“Thanks, Tim. Glad to see Marketing’s on track for the new product roll-out. Alright, so that leaves…Actuarial. Miranda?”
“Things are on track. We’ve validated all the assumptions for the new product, and we’ll review actual-to-expected beginning one month after launch.”
There was a slight snicker at the word “assumptions,” and a larger one when she finished speaking.
“Great. And what are the actual-to-expected for the First Pioneer UL? It’s been a year since that launched.”
“Actual-to-expected are one, across the board.”
A few eye-rolls, one appreciative long, low whistle. “Your model’s deadon even for mortality in the Moon colonies?”
“Of course, Chuck,” cut in Toni, a twenty-year company veteran. “The model is never wrong.”
“Yet,” corrected Miranda automatically. “But it could be, and that’s why we’re tracking actual experience.”
“Alright, thanks, Miranda.” Howie regained control of the meeting with the practiced aplomb of a COO. “Anything else?” His direct reports shook their heads, glancing around. “No? Alright, you’re dismissed.
Don’t forget about the Employee of the Year dinner on Thursday.”
* * *
Returning to her office, she began writing her speech for the dinner. She looked over her speeches from previous years, and began with the same platitudes: “I’m so honored, I’m overwhelmed that the model has proven to be so useful to our company, I’m grateful to the members of my department who have improved the model in ways I would never have thought of on my own.” She wondered, briefly, if it sounded stilted always to refer to it as “the model.” On rare occasions, she called it “our model,” but she never, never referred to it as “my model” in front of anyone in the insurance industry, or the media. She hardly used the phrase at all, in fact.
She outlined her speech, focusing, as she had the previous three years, on the value of teamwork and the importance of having a staff unafraid to criticize and correct. Writing somewhat by rote, she was jolted back to her senses when the computer gave a distinctive set of beeps. An alert message popped up on the screen, simply a number: “410136788.”
Toggling her screen over to the always-running terminal for the model, she entered the policy number, adjusting it with her own personal code of adding one to the first digit, two to the second, and so on.
Owner: Burlock, Taylor, Mr.
Address1: 117 Cardinal Circle
Address3: Liliorat, MA 02384
As she’d feared – well, known, based on the distinctive computer beeps – the policyholder’s projected date of death was yesterday, but he wasn’t actually dead yet.
A quick inquiry on the policy documents revealed that the not-yet-late Mr. Burlock was a senior executive at Pharm Phresh, a leading drug manufacturer. Miranda hurriedly Net searched the company, and found that it was in the midst of a battle royale with its leading competitor; each company had accused its rival of corporate espionage.

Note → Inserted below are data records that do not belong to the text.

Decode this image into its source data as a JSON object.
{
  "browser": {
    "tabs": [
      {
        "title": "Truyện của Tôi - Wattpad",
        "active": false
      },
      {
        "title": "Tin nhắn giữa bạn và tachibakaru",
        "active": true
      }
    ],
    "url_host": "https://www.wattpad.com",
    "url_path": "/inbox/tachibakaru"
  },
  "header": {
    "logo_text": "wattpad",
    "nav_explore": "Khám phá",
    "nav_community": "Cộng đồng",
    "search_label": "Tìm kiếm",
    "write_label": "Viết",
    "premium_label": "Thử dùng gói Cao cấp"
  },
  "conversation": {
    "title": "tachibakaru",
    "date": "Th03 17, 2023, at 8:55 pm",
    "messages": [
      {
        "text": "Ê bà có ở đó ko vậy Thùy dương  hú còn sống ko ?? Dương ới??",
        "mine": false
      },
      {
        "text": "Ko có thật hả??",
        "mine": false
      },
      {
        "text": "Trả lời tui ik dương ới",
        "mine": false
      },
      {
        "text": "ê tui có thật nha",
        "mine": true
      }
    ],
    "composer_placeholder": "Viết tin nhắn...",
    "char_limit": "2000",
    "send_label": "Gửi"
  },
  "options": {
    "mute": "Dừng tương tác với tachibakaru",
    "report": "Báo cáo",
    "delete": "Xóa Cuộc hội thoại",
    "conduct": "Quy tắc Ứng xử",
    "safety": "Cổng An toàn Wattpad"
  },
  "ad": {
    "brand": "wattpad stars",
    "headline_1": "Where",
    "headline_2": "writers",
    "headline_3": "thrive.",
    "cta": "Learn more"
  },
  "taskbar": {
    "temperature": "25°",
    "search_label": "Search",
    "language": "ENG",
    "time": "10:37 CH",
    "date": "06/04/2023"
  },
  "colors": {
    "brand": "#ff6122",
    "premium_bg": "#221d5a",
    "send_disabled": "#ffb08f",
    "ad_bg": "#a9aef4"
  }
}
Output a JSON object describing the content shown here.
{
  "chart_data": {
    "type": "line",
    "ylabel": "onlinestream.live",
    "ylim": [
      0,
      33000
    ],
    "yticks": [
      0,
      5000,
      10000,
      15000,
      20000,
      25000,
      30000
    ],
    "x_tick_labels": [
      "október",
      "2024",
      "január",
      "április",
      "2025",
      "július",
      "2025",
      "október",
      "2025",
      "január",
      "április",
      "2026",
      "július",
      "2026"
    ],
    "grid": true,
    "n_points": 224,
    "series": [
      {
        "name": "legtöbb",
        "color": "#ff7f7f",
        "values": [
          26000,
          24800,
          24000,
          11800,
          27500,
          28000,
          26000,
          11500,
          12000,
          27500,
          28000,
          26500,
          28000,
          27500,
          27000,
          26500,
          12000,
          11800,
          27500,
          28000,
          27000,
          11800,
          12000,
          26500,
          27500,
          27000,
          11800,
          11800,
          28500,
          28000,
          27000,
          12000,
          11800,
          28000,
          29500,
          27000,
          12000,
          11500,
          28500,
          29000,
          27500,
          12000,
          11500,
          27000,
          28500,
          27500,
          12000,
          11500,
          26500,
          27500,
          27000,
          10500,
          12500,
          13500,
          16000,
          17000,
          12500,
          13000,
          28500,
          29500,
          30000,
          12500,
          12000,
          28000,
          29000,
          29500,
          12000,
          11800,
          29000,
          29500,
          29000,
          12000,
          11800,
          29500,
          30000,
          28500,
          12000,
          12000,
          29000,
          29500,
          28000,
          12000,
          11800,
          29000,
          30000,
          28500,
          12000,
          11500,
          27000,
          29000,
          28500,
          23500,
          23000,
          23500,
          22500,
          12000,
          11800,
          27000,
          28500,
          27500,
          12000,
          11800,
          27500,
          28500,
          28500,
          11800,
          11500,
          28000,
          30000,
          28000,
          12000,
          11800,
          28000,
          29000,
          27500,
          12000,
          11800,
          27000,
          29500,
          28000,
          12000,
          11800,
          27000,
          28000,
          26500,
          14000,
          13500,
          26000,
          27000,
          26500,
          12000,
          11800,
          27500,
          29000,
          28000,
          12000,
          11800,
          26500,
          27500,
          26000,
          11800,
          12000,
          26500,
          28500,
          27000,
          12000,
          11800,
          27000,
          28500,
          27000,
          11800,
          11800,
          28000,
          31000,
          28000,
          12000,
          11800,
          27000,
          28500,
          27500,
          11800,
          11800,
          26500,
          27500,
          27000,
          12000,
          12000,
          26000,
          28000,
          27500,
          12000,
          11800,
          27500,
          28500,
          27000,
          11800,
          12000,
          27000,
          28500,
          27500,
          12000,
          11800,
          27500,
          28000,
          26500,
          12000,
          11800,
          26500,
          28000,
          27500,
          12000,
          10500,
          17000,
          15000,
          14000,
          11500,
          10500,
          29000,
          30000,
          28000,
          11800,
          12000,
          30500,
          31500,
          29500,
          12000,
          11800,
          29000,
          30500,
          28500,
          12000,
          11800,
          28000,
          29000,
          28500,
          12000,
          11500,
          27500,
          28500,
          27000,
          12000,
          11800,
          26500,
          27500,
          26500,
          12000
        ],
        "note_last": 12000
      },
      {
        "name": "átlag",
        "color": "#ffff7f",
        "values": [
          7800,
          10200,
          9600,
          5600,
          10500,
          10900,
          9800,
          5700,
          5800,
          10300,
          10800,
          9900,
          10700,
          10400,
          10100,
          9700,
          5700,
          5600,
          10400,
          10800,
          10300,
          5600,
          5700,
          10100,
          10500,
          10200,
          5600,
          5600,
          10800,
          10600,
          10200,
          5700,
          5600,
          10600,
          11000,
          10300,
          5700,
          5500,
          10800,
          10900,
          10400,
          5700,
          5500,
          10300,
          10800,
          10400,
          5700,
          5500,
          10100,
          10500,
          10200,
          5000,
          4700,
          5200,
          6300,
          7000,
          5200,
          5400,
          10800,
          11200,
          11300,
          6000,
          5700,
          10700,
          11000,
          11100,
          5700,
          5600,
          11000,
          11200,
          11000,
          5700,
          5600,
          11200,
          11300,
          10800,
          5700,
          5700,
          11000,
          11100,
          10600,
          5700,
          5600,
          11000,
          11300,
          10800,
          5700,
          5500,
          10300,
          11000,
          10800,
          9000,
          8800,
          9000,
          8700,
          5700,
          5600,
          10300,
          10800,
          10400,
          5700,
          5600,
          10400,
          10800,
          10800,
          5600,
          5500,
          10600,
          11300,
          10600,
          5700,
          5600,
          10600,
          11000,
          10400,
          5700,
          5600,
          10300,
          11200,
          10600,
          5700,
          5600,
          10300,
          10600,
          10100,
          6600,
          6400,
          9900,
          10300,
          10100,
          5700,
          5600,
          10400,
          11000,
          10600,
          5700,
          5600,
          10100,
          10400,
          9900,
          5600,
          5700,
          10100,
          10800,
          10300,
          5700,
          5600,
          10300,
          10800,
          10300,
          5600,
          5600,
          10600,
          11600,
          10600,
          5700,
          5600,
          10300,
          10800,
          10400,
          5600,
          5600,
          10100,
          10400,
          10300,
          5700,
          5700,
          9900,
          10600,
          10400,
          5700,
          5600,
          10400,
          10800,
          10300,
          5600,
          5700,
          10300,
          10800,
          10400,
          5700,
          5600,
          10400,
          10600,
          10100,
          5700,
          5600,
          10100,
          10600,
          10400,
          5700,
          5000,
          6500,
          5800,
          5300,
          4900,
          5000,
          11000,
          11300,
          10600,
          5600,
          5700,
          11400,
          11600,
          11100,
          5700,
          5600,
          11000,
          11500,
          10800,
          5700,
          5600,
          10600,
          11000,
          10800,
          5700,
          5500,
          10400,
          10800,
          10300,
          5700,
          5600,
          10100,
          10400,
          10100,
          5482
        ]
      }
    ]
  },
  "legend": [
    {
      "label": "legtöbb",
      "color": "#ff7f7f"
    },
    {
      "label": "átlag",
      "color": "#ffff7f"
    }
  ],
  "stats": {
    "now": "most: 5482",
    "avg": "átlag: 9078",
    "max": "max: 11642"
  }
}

Dirty, underhanded tactics had been used so much in the long-ongoing fight that the NewsNet hardly bothered reporting on it anymore.
* * *
She buzzed her assistant, complained of a migraine, grabbed her purse and briefcase, and left the office. Stepping into her transport, she tapped the “Home” icon and let the craft propel itself through the mild, prerush hour traffic. Minutes later, she walked into her bedroom, took her anti-migraine medication, and hoisted a different black leather briefcase over her shoulder. As she got back in her transport, she switched to “Manual Entry Mode” and typed in the address she’d memorized from the computer screen.
In half an hour, she was approaching the front door of Taylor Burlock’s split-level house. She rang the bell, and a balding man opened the door momentarily, peering at her suspiciously. “Mr. Burlock?” she asked unnecessarily, having verified that he was recently estranged from his wife and lived alone.
Even as he answered, she was opening the briefcase, closing her hand around the cold metal, pulling it out, aiming it directly between his eyes.
She whispered the words she’d only said aloud three times before.
“My model is never wrong.”
And squeezed the trigger.